**What the task asks**
Without including any pictures, write out all the records word for word.
◇ ◇ ◇ ◇
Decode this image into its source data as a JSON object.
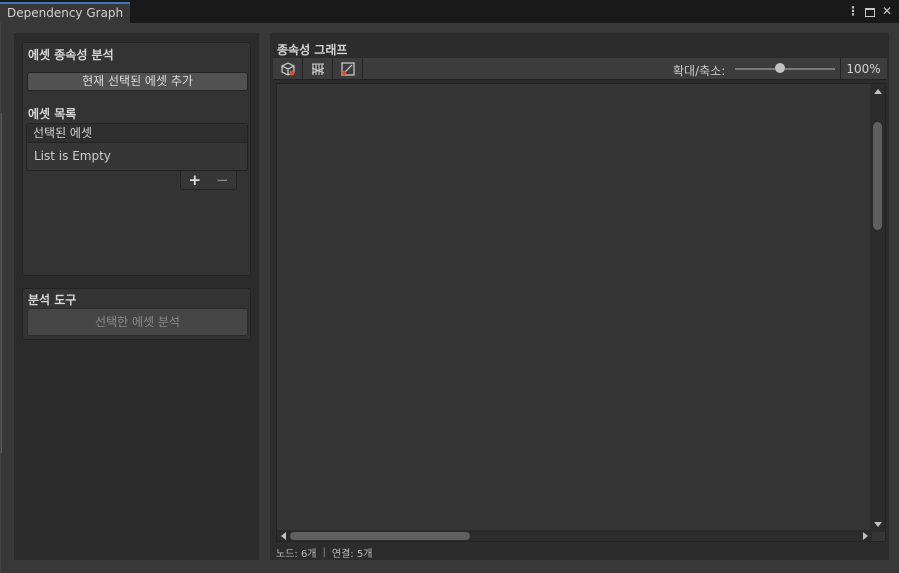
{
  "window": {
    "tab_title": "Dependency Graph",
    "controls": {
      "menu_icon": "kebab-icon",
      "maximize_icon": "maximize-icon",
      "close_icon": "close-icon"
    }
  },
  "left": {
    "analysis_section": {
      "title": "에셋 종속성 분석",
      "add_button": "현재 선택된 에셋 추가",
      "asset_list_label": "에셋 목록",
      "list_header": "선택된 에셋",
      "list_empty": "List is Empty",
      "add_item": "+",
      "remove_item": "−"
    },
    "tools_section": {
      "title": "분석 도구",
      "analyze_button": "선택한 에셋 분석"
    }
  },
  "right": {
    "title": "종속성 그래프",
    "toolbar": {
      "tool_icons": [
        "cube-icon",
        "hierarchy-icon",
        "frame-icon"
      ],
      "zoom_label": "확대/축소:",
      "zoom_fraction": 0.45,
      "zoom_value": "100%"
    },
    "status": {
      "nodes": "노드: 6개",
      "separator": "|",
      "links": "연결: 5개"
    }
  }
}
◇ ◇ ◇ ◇
**Reply**
Decode this image into its source data as a JSON object.
{
  "window": {
    "tab_title": "Dependency Graph",
    "controls": {
      "menu_icon": "kebab-icon",
      "maximize_icon": "maximize-icon",
      "close_icon": "close-icon"
    }
  },
  "left": {
    "analysis_section": {
      "title": "에셋 종속성 분석",
      "add_button": "현재 선택된 에셋 추가",
      "asset_list_label": "에셋 목록",
      "list_header": "선택된 에셋",
      "list_empty": "List is Empty",
      "add_item": "+",
      "remove_item": "−"
    },
    "tools_section": {
      "title": "분석 도구",
      "analyze_button": "선택한 에셋 분석"
    }
  },
  "right": {
    "title": "종속성 그래프",
    "toolbar": {
      "tool_icons": [
        "cube-icon",
        "hierarchy-icon",
        "frame-icon"
      ],
      "zoom_label": "확대/축소:",
      "zoom_fraction": 0.45,
      "zoom_value": "100%"
    },
    "status": {
      "nodes": "노드: 6개",
      "separator": "|",
      "links": "연결: 5개"
    }
  }
}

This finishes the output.